The state Public Service Commission says Kentucky Power Company’s agreement to spend $10 million on “vegetation maintenance” across 20 eastern Kentucky counties “was a very important factor” in its acceptance of an agreement granting a 12.5 percent rate increase to the power company.
Kentucky Power said the increased spending will enable it to achieve a four-year cycle in clearing vegetation from near its power lines. The PSC said it intends “to closely monitor the work in the field to gauge the progress being made.”
Following are excerpts from the settlement agreement pertaining to the “vegetation maintenance.”
“The Unanimous Settlement Agreement between Kentucky Power Company and the state Public Service Commission contains three provisions that address distribution system reliability.
First, it locks in a $7,237,965 in ‘test-year’ distribution vegetation management expenditures. Without the agreement, the Company would have been free to shift a portion of those expenditures to other needs if circumstances so required. Second, it provides $10 million annually to fund increased distribution vegetation management work. Combined with the test-year amounts, Kentucky Power’s distribution vegetation management expenditures will be at two and one-third times the test year. Third, the Company is obligated to provide the Commission and the Attorney General annually with a circuit-by-circuit work plan prior to beginning each year’s work, and a circuit-by-circuit report of the work actually performed after the completion of each year’s.
The Plan and subsequent Report will enable the Commission Staff and the Attorney General to monitor the Company’s distribution vegetation management efforts, and to measure the results achieved against its plans. The Plan and Report are in addition to other reliability reports Kentucky Power is currently providing the Commission.
Although the reduced funding amounts under the Unanimous Settlement Agreement mean it will take the Company longer to achieve the four-year trim cycle than it would if the full ‘as filed’ Distribution Vegetation Management Initiative were implemented, Kentucky Power still projects it can reach a four-year trim cycle under the Unanimous Settlement Agreement in seven years instead of the five years under (an original plan filed in March).
Once the four-year trim cycle is achieved, Kentucky Power projects, as it did under the ‘as-filed’ plan, a 47 percent decrease in tree-caused sustained outages.’ This alone should have a significant impact on Kentucky Power’s distribution system reliability in light of the fact that tree-related outages are the largest single cause of service interruptions.’ In addition, it will allow faster restoration of service after storms.

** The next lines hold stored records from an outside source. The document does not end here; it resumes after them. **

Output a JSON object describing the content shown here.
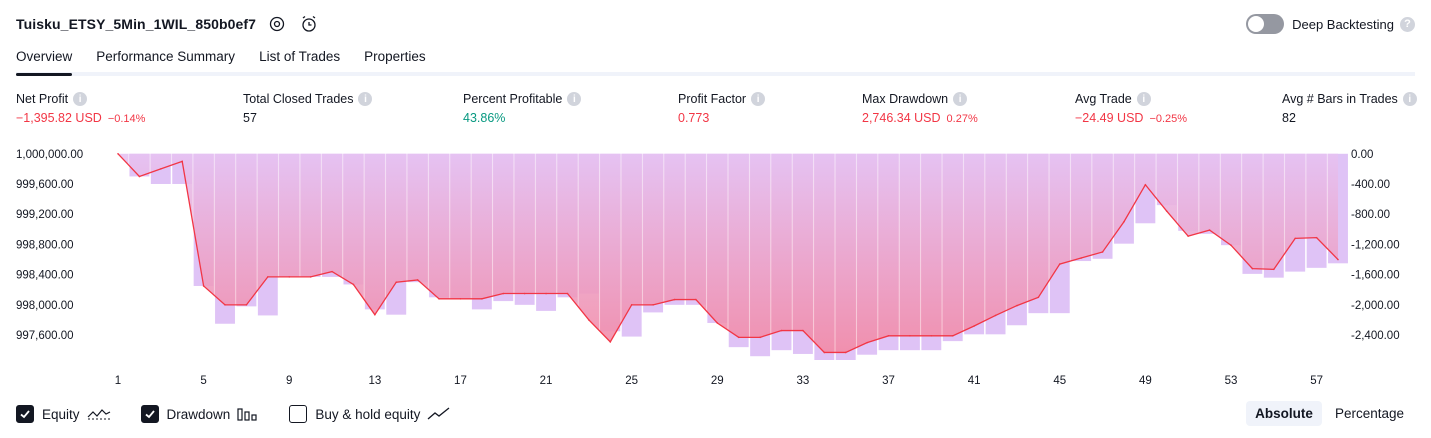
{
  "header": {
    "strategy_name": "Tuisku_ETSY_5Min_1WIL_850b0ef7",
    "settings_icon": "gear-icon",
    "alert_icon": "alarm-clock-plus-icon",
    "deep_backtesting_label": "Deep Backtesting",
    "deep_backtesting_enabled": false,
    "help_icon_text": "?"
  },
  "tabs": [
    {
      "label": "Overview",
      "active": true
    },
    {
      "label": "Performance Summary",
      "active": false
    },
    {
      "label": "List of Trades",
      "active": false
    },
    {
      "label": "Properties",
      "active": false
    }
  ],
  "metrics": [
    {
      "label": "Net Profit",
      "value": "−1,395.82 USD",
      "pct": "−0.14%",
      "tone": "neg"
    },
    {
      "label": "Total Closed Trades",
      "value": "57",
      "pct": "",
      "tone": "neutral"
    },
    {
      "label": "Percent Profitable",
      "value": "43.86%",
      "pct": "",
      "tone": "pos"
    },
    {
      "label": "Profit Factor",
      "value": "0.773",
      "pct": "",
      "tone": "neg"
    },
    {
      "label": "Max Drawdown",
      "value": "2,746.34 USD",
      "pct": "0.27%",
      "tone": "neg"
    },
    {
      "label": "Avg Trade",
      "value": "−24.49 USD",
      "pct": "−0.25%",
      "tone": "neg"
    },
    {
      "label": "Avg # Bars in Trades",
      "value": "82",
      "pct": "",
      "tone": "neutral"
    }
  ],
  "info_icon_text": "i",
  "chart_data": {
    "type": "line",
    "x": [
      1,
      2,
      3,
      4,
      5,
      6,
      7,
      8,
      9,
      10,
      11,
      12,
      13,
      14,
      15,
      16,
      17,
      18,
      19,
      20,
      21,
      22,
      23,
      24,
      25,
      26,
      27,
      28,
      29,
      30,
      31,
      32,
      33,
      34,
      35,
      36,
      37,
      38,
      39,
      40,
      41,
      42,
      43,
      44,
      45,
      46,
      47,
      48,
      49,
      50,
      51,
      52,
      53,
      54,
      55,
      56,
      57,
      58
    ],
    "x_tick_labels": [
      "1",
      "5",
      "9",
      "13",
      "17",
      "21",
      "25",
      "29",
      "33",
      "37",
      "41",
      "45",
      "49",
      "53",
      "57"
    ],
    "y_left_ticks": [
      "1,000,000.00",
      "999,600.00",
      "999,200.00",
      "998,800.00",
      "998,400.00",
      "998,000.00",
      "997,600.00"
    ],
    "y_right_ticks": [
      "0.00",
      "-400.00",
      "-800.00",
      "-1,200.00",
      "-1,600.00",
      "-2,000.00",
      "-2,400.00"
    ],
    "ylim_left": [
      997270,
      1000050
    ],
    "ylim_right": [
      -2730,
      50
    ],
    "series": [
      {
        "name": "Equity",
        "color": "#f23645",
        "values": [
          1000000,
          999700,
          999800,
          999900,
          998250,
          998000,
          998000,
          998370,
          998370,
          998370,
          998440,
          998270,
          997870,
          998300,
          998330,
          998080,
          998080,
          998080,
          998150,
          998150,
          998150,
          998150,
          997800,
          997510,
          998000,
          998000,
          998070,
          998070,
          997760,
          997570,
          997570,
          997660,
          997660,
          997370,
          997370,
          997500,
          997590,
          997590,
          997590,
          997590,
          997720,
          997860,
          997990,
          998100,
          998540,
          998620,
          998700,
          999100,
          999590,
          999240,
          998910,
          998990,
          998790,
          998480,
          998470,
          998880,
          998890,
          998600
        ]
      },
      {
        "name": "Drawdown",
        "color": "#d9b8f5",
        "values": [
          0,
          -300,
          -400,
          -400,
          -1750,
          -2250,
          -2020,
          -2140,
          -1630,
          -1630,
          -1630,
          -1730,
          -2060,
          -2130,
          -1700,
          -1900,
          -1920,
          -2060,
          -1950,
          -2000,
          -2080,
          -1900,
          -1850,
          -2350,
          -2420,
          -2100,
          -2000,
          -2000,
          -2240,
          -2560,
          -2680,
          -2600,
          -2650,
          -2730,
          -2730,
          -2660,
          -2600,
          -2600,
          -2600,
          -2480,
          -2390,
          -2390,
          -2270,
          -2110,
          -2110,
          -1420,
          -1390,
          -1190,
          -920,
          -680,
          -1020,
          -1060,
          -1210,
          -1590,
          -1640,
          -1560,
          -1510,
          -1450
        ]
      },
      {
        "name": "Buy & hold equity",
        "values": []
      }
    ],
    "grid": false,
    "legend_position": "bottom-left"
  },
  "legend": [
    {
      "label": "Equity",
      "checked": true,
      "glyph": "equity-line-icon"
    },
    {
      "label": "Drawdown",
      "checked": true,
      "glyph": "drawdown-bars-icon"
    },
    {
      "label": "Buy & hold equity",
      "checked": false,
      "glyph": "buy-hold-line-icon"
    }
  ],
  "modes": [
    {
      "label": "Absolute",
      "active": true
    },
    {
      "label": "Percentage",
      "active": false
    }
  ]
}
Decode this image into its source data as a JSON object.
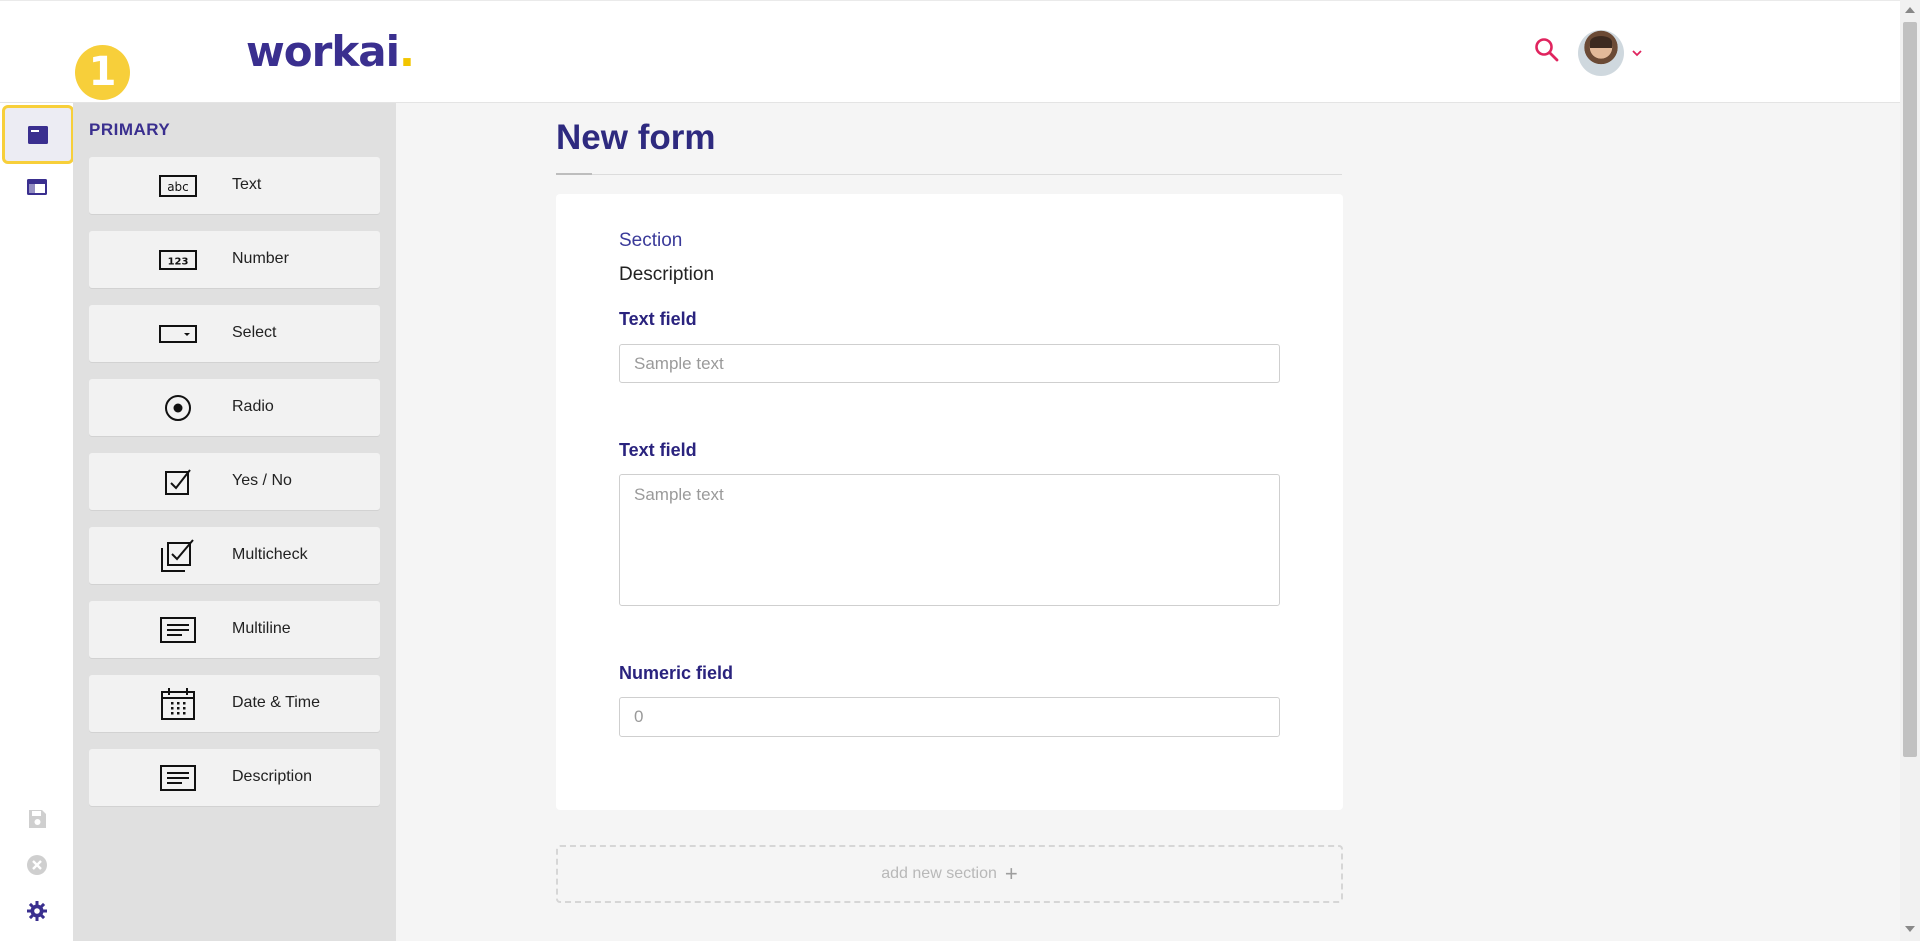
{
  "header": {
    "logo_text": "workai",
    "logo_dot": ".",
    "step_badge": "1"
  },
  "rail": {
    "icons": [
      "form-icon",
      "layout-icon",
      "save-icon",
      "cancel-icon",
      "settings-icon"
    ]
  },
  "palette": {
    "title": "PRIMARY",
    "items": [
      {
        "label": "Text",
        "icon": "text-field-icon"
      },
      {
        "label": "Number",
        "icon": "number-field-icon"
      },
      {
        "label": "Select",
        "icon": "select-field-icon"
      },
      {
        "label": "Radio",
        "icon": "radio-icon"
      },
      {
        "label": "Yes / No",
        "icon": "checkbox-icon"
      },
      {
        "label": "Multicheck",
        "icon": "multicheck-icon"
      },
      {
        "label": "Multiline",
        "icon": "multiline-icon"
      },
      {
        "label": "Date & Time",
        "icon": "calendar-icon"
      },
      {
        "label": "Description",
        "icon": "description-icon"
      }
    ]
  },
  "form": {
    "title": "New form",
    "section": {
      "label": "Section",
      "description": "Description"
    },
    "fields": [
      {
        "label": "Text field",
        "placeholder": "Sample text"
      },
      {
        "label": "Text field",
        "placeholder": "Sample text"
      },
      {
        "label": "Numeric field",
        "placeholder": "0"
      }
    ],
    "add_section_label": "add new section",
    "add_section_plus": "+"
  },
  "colors": {
    "brand": "#3a2f8f",
    "accent": "#f7cf3a",
    "search": "#e0245e"
  }
}
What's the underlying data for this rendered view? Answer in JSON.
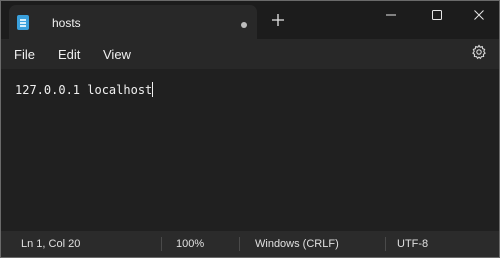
{
  "tab": {
    "title": "hosts",
    "icon": "notepad-icon",
    "unsaved_indicator": true
  },
  "menu": {
    "items": [
      "File",
      "Edit",
      "View"
    ]
  },
  "editor": {
    "content": "127.0.0.1 localhost"
  },
  "status": {
    "position": "Ln 1, Col 20",
    "zoom": "100%",
    "line_ending": "Windows (CRLF)",
    "encoding": "UTF-8"
  },
  "colors": {
    "background": "#202020",
    "tab_active": "#282828",
    "icon_accent": "#3aa0dc"
  }
}
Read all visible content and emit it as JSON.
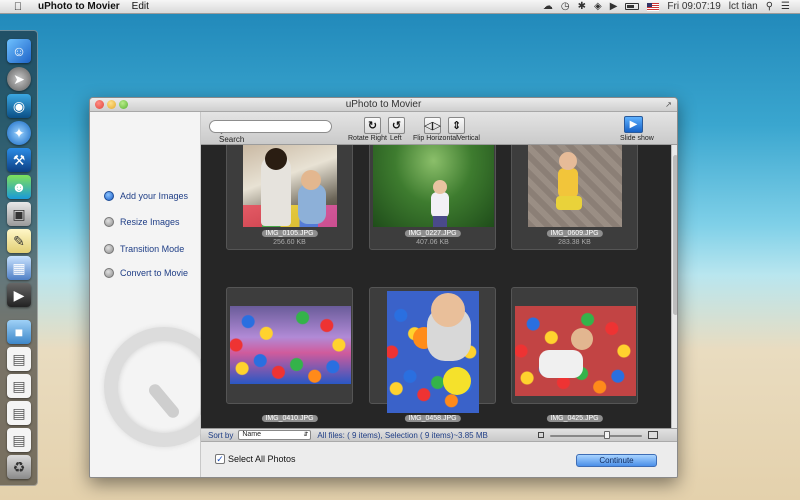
{
  "menubar": {
    "app_name": "uPhoto to Movier",
    "menu_edit": "Edit",
    "clock": "Fri 09:07:19",
    "user": "lct tian",
    "icons": [
      "apple-icon",
      "cloud-icon",
      "clock-icon",
      "bluetooth-icon",
      "wifi-icon",
      "volume-icon",
      "battery-icon",
      "flag-icon",
      "search-icon",
      "list-icon"
    ]
  },
  "dock": {
    "icons": [
      "finder-icon",
      "launchpad-icon",
      "dashboard-icon",
      "safari-icon",
      "xcode-icon",
      "messenger-icon",
      "photo-icon",
      "notes-icon",
      "preview-icon",
      "movie-icon",
      "folder-icon",
      "document-icon",
      "document-icon",
      "document-icon",
      "document-icon",
      "trash-icon"
    ]
  },
  "window": {
    "title": "uPhoto to Movier"
  },
  "toolbar": {
    "search_placeholder": "",
    "search_label": "Search",
    "rotate_right_label": "Rotate Right",
    "rotate_left_label": "Left",
    "flip_horizontal_label": "Flip Horizontal",
    "flip_vertical_label": "Vertical",
    "slideshow_label": "Slide show"
  },
  "sidebar": {
    "steps": [
      {
        "label": "Add your Images",
        "active": true
      },
      {
        "label": "Resize Images",
        "active": false
      },
      {
        "label": "Transition Mode",
        "active": false
      },
      {
        "label": "Convert to Movie",
        "active": false
      }
    ]
  },
  "gallery": {
    "photos": [
      {
        "name": "IMG_0105.JPG",
        "size": "256.60 KB"
      },
      {
        "name": "IMG_0227.JPG",
        "size": "407.06 KB"
      },
      {
        "name": "IMG_0609.JPG",
        "size": "283.38 KB"
      },
      {
        "name": "IMG_0410.JPG",
        "size": ""
      },
      {
        "name": "IMG_0458.JPG",
        "size": ""
      },
      {
        "name": "IMG_0425.JPG",
        "size": ""
      }
    ]
  },
  "bottombar": {
    "sortby_label": "Sort by",
    "sort_value": "Name",
    "files_info": "All files: ( 9 items), Selection ( 9 items)~3.85 MB",
    "zoom_level": 0.62
  },
  "footer": {
    "select_all_label": "Select All Photos",
    "select_all_checked": true,
    "continue_label": "Continute"
  }
}
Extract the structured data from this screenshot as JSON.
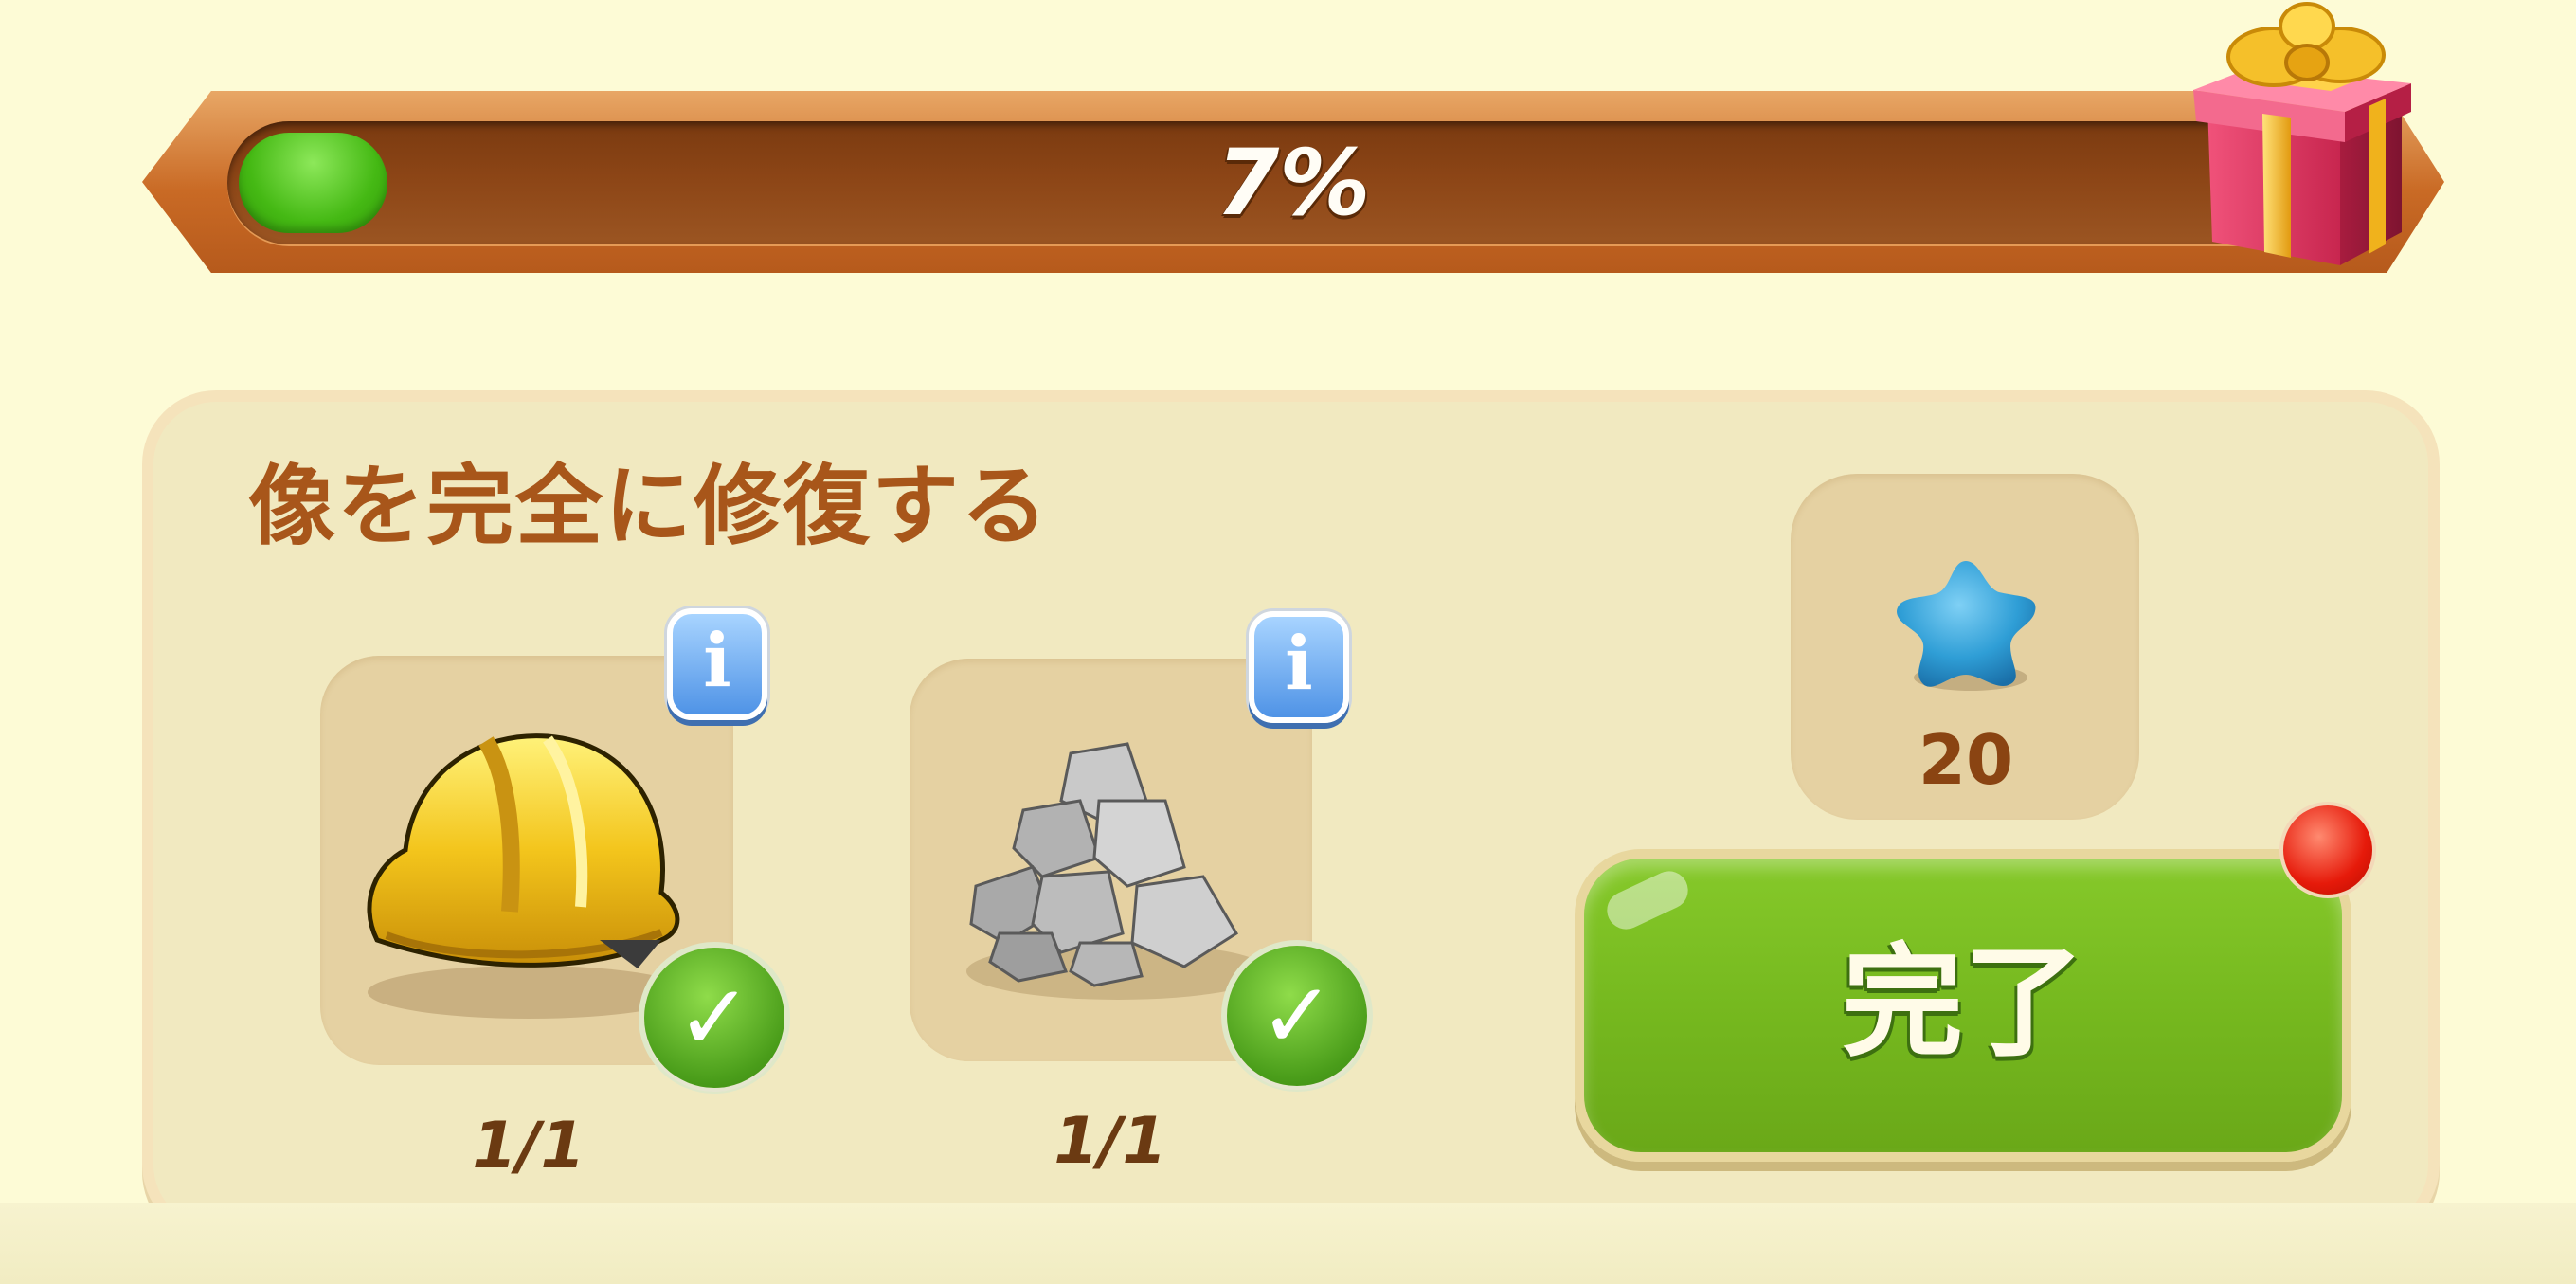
{
  "progress": {
    "percent_label": "7%",
    "fraction": 0.07
  },
  "task": {
    "title": "像を完全に修復する",
    "items": [
      {
        "icon": "hard-hat-icon",
        "count": "1/1",
        "completed": true
      },
      {
        "icon": "rocks-icon",
        "count": "1/1",
        "completed": true
      }
    ]
  },
  "reward": {
    "icon": "blue-star-icon",
    "amount": "20"
  },
  "complete_button": {
    "label": "完了",
    "color": "#76b91f"
  },
  "colors": {
    "background": "#fdfbd6",
    "progress_fill": "#45b914",
    "title_text": "#a8561a",
    "notification_dot": "#e61a0a"
  }
}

In the initial implementation of the Distribution Vegetation Management Plan, Kentucky Power will perform the work calculated to have the largest immediate effect on improving distribution system reliability.’ In particular, Kentucky Power will focus on many of the 2009 worstperforming circuits, as well as circuits with large number of customers. As early as the first six months of the increased spending, the Company expects to expand its distribution vegetation management efforts substantially:
• Approximately 1,257 miles of distribution line will be re-cleared by manual trimming, mechanical trimming and herbicide treatment during the six months ended December 31, 2010. This is 851miles more than the 406 miles planned for the second half of 2010 in the absence of the increased reliability funding.
• The Distribution Vegetation Management contract crew complement will be expanded from 71 existing crews to 91 crews (60 Asplundh new hires). Twelve experienced contract crews will be brought in from other locations for three months of work.
• An aerial saw will be utilized to trim 90 miles of distribution line. No aerial saw work was in the original 2010 work plan. The use of an aerial saw allows re-clearing in the most inaccessible areas and helps resolve tree overhang problem.
• Herbicide application will be increased from the 182 miles in the original plan for the second half of the year to 600 miles.
• Three contract foresters will be employed to assist the Company’s foresters in planning and monitoring the work performed.
• Planned overtime work of 80 hours per Asplundh crew will be performed.
As a result of this expanded work, Kentucky Power ‘customers will recognize the power quality and reliability benefits (from the vegetation management work) immediately once the work has been completed on their circuit.
In the context of this settlement, the commitment by Kentucky Power under the Unanimous Settlement Agreement to spend $17.237 million annually on Distribution Vegetation, $10 million of which is to be funded by the increased rates, properly balances the need for signifi- cantly increased funding for reliability work against the competing need to limit the impact of increased rates on customers.
By focusing the effort on distribution vegetation management, the parties agreed to deploy the increased funding where it could have the greatest immediate effect on reliability.
In sum, the Distribution Vegetation Management provisions of the Unanimous Settlement permit the Company to significantly strengthen its efforts to increase the reliability of the distribution system, albeit at a slower rate, without unduly burdening Kentucky Power’s customers.”